The first new major release of OpenOffice.org in three years is finally here! From the looks of it, OpenOffice.org 3.0 promises to deliver some serious competition to Microsoft Office, and not simple because of its fabulous price (which is free). Indeed, the popular open source office suite arguably has as much going for it as MS Office 2003, and only lacks some of the more advanced features of MS Office 2007. OpenOffice.org 3.0 also lacks many of the horribly annoying features of MS Office 2007, such as the atrocious “ribbon” interface and a rather narcissistic disposition.
I am a writer, as well as professional programmer, so I spend a copious quantity of my time on computers, both at home and at work. The only items I have ever found lacking in OpenOffice.org 2.x have finally been incorporated in 3.0, these being native MacOS support and the previously inadequate Notes system. But the new OpenOffice 3.0 brings in even more features and capability than these little fixes, all for the same low, low price of just zero dollars and zero zero cents (at 0% down and 0% APR).
Read on for more details!
As writer, the biggest improvement for me is OpenOffice.org’s notes system. In early versions of OOo, the notes were inserted in a tiny, almost invisible yellow box, and the note itself popped up like a tool-tip. Needless to say, I found it utterly unusable. Now, however, OOo’s notes system is more like that of Office 2003, displaying the note in a special sidebar.
As far as standards and interoperability are considered, OpenOffice.org still reigns supreme. While it may not line-up ever piece of a complicated layout from a highly complex Word documents, it should work correctly 95% of the time. Plus, OOo 3.0 supports the new 1.2 OpenDocument Format as its native format. ODF is rising fast to become the new international document standard, slowly edging out Microsoft’s “standard” format with every passing day. But for those with lots of Microsoft Office documents, the good news is that OOo 3.0 has import capability for Office 2007’s .docx file format as well. Ironically, Microsoft has recently stated that they would, in fact, offer ODF export capability in Office some time in the near future (read this press release for details, directly from the horse’s mouth). Perhaps this is the first sign of the long awaited “white flag of surrender” from Redmond (at least we can hope).

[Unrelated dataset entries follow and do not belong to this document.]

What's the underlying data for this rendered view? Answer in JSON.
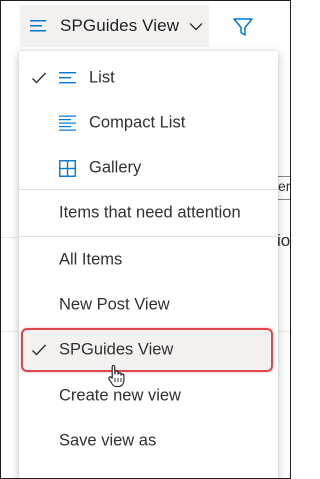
{
  "header": {
    "view_title": "SPGuides View",
    "view_icon": "list-lines-icon",
    "chevron_icon": "chevron-down-icon",
    "filter_icon": "filter-funnel-icon"
  },
  "background": {
    "frag_top": "er",
    "frag_mid": "io"
  },
  "menu": {
    "items": [
      {
        "label": "List",
        "icon": "list-icon",
        "checked": true
      },
      {
        "label": "Compact List",
        "icon": "compact-list-icon",
        "checked": false
      },
      {
        "label": "Gallery",
        "icon": "gallery-grid-icon",
        "checked": false
      },
      {
        "label": "Items that need attention",
        "checked": false
      },
      {
        "label": "All Items",
        "checked": false
      },
      {
        "label": "New Post View",
        "checked": false
      },
      {
        "label": "SPGuides View",
        "checked": true,
        "highlighted": true
      },
      {
        "label": "Create new view",
        "checked": false
      },
      {
        "label": "Save view as",
        "checked": false
      }
    ]
  },
  "colors": {
    "accent": "#0078d4",
    "highlight_border": "#e0474c",
    "text": "#323130",
    "hover_bg": "#f3f2f1"
  }
}
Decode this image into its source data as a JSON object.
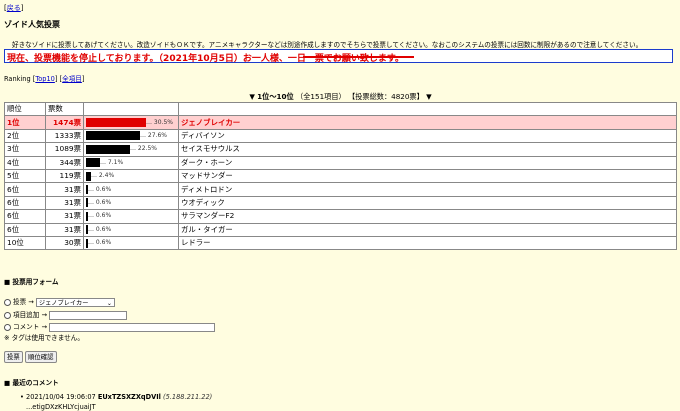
{
  "nav": {
    "back_link": "戻る"
  },
  "page_title": "ゾイド人気投票",
  "intro_text": "好きなゾイドに投票してあげてください。改造ゾイドもＯＫです。アニメキャラクターなどは別途作成しますのでそちらで投票してください。なおこのシステムの投票には回数に制限があるので注意してください。",
  "notice_text": "現在、投票機能を停止しております。（2021年10月5日）お一人様、一日一票でお願い致します。",
  "ranking": {
    "label": "Ranking",
    "top10_link": "Top10",
    "all_link": "全項目"
  },
  "rank_heading": {
    "left_arrow": "▼",
    "range": "1位～10位",
    "total_items": "（全151項目）",
    "total_votes": "【投票総数：4820票】",
    "right_arrow": "▼"
  },
  "table": {
    "headers": [
      "順位",
      "票数",
      "",
      ""
    ],
    "rows": [
      {
        "rank": "1位",
        "votes": "1474票",
        "share": 30.5,
        "pct": "… 30.5%",
        "name": "ジェノブレイカー"
      },
      {
        "rank": "2位",
        "votes": "1333票",
        "share": 27.6,
        "pct": "… 27.6%",
        "name": "ディバイソン"
      },
      {
        "rank": "3位",
        "votes": "1089票",
        "share": 22.5,
        "pct": "… 22.5%",
        "name": "セイスモサウルス"
      },
      {
        "rank": "4位",
        "votes": "344票",
        "share": 7.1,
        "pct": "… 7.1%",
        "name": "ダーク・ホーン"
      },
      {
        "rank": "5位",
        "votes": "119票",
        "share": 2.4,
        "pct": "… 2.4%",
        "name": "マッドサンダー"
      },
      {
        "rank": "6位",
        "votes": "31票",
        "share": 0.6,
        "pct": "… 0.6%",
        "name": "ディメトロドン"
      },
      {
        "rank": "6位",
        "votes": "31票",
        "share": 0.6,
        "pct": "… 0.6%",
        "name": "ウオディック"
      },
      {
        "rank": "6位",
        "votes": "31票",
        "share": 0.6,
        "pct": "… 0.6%",
        "name": "サラマンダーF2"
      },
      {
        "rank": "6位",
        "votes": "31票",
        "share": 0.6,
        "pct": "… 0.6%",
        "name": "ガル・タイガー"
      },
      {
        "rank": "10位",
        "votes": "30票",
        "share": 0.6,
        "pct": "… 0.6%",
        "name": "レドラー"
      }
    ]
  },
  "vote_form": {
    "title": "■ 投票用フォーム",
    "vote_label": "投票 →",
    "vote_selected": "ジェノブレイカー",
    "add_item_label": "項目追加 →",
    "add_item_value": "",
    "comment_label": "コメント →",
    "comment_value": "",
    "tag_note": "※ タグは使用できません。",
    "vote_button": "投票",
    "confirm_button": "順位確認"
  },
  "comments": {
    "title": "■ 最近のコメント",
    "items": [
      {
        "bullet": "•",
        "datetime": "2021/10/04 19:06:07",
        "user": "EUxTZSXZXqDVIl",
        "ip": "(5.188.211.22)",
        "body": "...etigDXzKHLYcjuaiJT"
      }
    ]
  },
  "colors": {
    "background": "#fffde0",
    "accent_red": "#e00000",
    "highlight_row": "#ffd0d0",
    "link": "#0000cc",
    "notice_border": "#1c3ccc"
  }
}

For Mac users, or anyone wanting to switch to a Mac, or for any office environment which has a mix of Windows, Mac, and Linux computers, there’s good news! OpenOffice.org 3.0 has “gone naive”, running in OS X’s Aqua interface (rather than through X11) on all Intel based Macs.

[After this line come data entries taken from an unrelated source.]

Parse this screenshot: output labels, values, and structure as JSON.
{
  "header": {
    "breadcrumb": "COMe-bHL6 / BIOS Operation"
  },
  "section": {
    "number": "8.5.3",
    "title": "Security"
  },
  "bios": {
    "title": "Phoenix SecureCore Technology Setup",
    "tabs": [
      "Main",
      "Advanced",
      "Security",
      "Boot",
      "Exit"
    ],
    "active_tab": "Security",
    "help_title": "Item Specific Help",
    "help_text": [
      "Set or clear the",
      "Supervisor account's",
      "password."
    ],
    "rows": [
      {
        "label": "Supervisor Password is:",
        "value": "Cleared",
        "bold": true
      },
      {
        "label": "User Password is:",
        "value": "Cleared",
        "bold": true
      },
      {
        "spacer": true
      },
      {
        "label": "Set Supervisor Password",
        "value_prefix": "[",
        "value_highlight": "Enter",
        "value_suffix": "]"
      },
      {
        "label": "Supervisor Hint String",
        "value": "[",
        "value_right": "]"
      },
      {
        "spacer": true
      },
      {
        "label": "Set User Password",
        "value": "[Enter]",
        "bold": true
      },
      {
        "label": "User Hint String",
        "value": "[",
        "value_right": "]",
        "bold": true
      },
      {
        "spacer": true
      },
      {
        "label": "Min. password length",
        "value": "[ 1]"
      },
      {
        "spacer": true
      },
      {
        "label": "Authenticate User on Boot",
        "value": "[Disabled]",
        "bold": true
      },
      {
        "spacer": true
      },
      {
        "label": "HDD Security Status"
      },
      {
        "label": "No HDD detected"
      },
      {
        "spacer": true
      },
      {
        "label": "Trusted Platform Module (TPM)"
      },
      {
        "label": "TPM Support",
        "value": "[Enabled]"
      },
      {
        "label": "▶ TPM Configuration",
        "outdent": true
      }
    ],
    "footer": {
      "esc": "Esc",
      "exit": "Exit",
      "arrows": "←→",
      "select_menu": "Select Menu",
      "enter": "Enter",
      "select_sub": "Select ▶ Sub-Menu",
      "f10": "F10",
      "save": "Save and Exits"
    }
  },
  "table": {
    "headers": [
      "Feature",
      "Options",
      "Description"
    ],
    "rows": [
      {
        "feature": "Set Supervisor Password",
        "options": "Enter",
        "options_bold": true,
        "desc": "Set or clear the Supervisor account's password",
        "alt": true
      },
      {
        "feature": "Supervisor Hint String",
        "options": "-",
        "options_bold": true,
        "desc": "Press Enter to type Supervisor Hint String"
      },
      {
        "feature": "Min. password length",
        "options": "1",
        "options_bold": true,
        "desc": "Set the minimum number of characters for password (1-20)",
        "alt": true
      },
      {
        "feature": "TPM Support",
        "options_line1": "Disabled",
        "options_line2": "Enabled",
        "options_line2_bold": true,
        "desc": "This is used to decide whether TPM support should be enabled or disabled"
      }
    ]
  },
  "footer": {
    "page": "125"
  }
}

Other improvements include enhancements to PDF export capabilities, improvements to the Calc spreadsheet’s chart and graph system, an new menu icon set which seems to be a bit prettier than the old one, VBA scripting support (which I’m honestly not sure is an actual improvement…), sound support in Impress, and support for automatic updates. A full list of all the improvements for 3.0 can be found here.
Last but not least, OpenOffice.org 3.0 has one additional feature that may prove to be its “killer app”: OOo Extensions. In like form to Firefox web browser, OOo now has a plug-in extension framework, allowing developers to create their own new features and enhancements for OpenOffice.org. As of this writing, the OOo Extension repository has about 200 extensions to choose from, including foreign language dictionaries, template packs, clip art, report builders, lable makers, and of course many other things.
A quick check of the current retail price of Microsoft Office Standard 2007 shows it to be around $399.95. Do yourselves a favor and save your hard earned cash for real necessities like food, gas/petrol, rent/mortgage, paying of debts, and saving for your future. Stop feeding greedy, filthy-rich mega-corporation, and start going open source. Get OpenOffice.org 3.0 today!